** Opening Data shown block **
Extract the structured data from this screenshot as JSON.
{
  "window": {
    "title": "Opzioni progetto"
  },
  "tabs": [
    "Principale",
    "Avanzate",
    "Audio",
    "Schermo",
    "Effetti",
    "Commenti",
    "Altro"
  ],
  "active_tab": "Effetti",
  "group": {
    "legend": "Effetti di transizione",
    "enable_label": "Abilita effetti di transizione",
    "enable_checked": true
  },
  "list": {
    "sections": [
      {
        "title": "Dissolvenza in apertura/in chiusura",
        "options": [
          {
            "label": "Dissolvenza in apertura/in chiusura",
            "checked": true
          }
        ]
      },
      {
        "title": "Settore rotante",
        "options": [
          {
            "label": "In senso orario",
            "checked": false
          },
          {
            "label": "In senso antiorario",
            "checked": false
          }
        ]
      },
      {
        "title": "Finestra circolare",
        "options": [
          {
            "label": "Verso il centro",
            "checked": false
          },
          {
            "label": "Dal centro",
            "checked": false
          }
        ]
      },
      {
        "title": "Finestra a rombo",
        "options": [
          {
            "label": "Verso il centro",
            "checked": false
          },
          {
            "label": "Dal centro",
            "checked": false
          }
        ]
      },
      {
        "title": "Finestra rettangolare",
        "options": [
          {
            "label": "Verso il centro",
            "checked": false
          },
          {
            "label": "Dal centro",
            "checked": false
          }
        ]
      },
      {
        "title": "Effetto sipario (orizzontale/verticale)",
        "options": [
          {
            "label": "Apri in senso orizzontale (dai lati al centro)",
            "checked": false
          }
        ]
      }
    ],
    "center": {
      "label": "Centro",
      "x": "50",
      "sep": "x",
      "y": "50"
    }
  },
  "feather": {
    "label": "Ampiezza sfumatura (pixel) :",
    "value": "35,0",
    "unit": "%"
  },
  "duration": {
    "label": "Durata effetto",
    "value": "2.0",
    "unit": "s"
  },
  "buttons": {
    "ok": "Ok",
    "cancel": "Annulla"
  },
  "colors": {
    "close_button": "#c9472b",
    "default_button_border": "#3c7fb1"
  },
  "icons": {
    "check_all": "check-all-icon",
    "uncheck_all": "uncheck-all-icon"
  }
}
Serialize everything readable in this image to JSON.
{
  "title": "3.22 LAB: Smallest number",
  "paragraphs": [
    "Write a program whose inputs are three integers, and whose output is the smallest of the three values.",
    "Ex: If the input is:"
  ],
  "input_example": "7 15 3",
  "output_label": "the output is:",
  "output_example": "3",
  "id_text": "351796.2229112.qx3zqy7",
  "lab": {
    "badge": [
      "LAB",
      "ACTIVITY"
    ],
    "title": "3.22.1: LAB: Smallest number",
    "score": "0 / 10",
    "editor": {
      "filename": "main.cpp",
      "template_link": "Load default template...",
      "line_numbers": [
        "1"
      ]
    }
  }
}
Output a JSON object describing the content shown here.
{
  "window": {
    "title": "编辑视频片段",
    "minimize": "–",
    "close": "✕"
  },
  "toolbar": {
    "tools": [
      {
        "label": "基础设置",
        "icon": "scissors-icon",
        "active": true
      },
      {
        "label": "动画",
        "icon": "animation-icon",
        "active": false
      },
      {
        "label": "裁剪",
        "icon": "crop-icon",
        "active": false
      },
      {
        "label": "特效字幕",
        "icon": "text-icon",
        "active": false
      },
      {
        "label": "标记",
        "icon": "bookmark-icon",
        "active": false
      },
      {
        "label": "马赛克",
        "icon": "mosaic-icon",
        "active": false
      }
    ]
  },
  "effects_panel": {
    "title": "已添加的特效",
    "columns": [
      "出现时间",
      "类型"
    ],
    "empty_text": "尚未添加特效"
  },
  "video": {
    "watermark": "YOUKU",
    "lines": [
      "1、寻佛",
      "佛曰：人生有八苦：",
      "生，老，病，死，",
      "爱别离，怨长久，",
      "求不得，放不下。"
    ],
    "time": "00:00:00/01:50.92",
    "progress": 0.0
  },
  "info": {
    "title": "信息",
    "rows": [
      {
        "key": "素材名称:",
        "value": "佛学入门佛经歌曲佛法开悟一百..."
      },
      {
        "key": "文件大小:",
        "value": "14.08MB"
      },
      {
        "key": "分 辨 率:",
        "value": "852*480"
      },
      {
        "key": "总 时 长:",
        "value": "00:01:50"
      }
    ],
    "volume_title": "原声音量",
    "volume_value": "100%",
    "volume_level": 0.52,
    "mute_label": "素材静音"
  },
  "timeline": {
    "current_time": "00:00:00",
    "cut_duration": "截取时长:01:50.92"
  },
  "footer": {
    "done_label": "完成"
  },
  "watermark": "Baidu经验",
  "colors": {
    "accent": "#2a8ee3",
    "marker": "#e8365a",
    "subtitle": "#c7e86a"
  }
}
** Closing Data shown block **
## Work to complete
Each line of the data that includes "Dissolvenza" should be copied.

## Written solution
        "title": "Dissolvenza in apertura/in chiusura",
            "label": "Dissolvenza in apertura/in chiusura",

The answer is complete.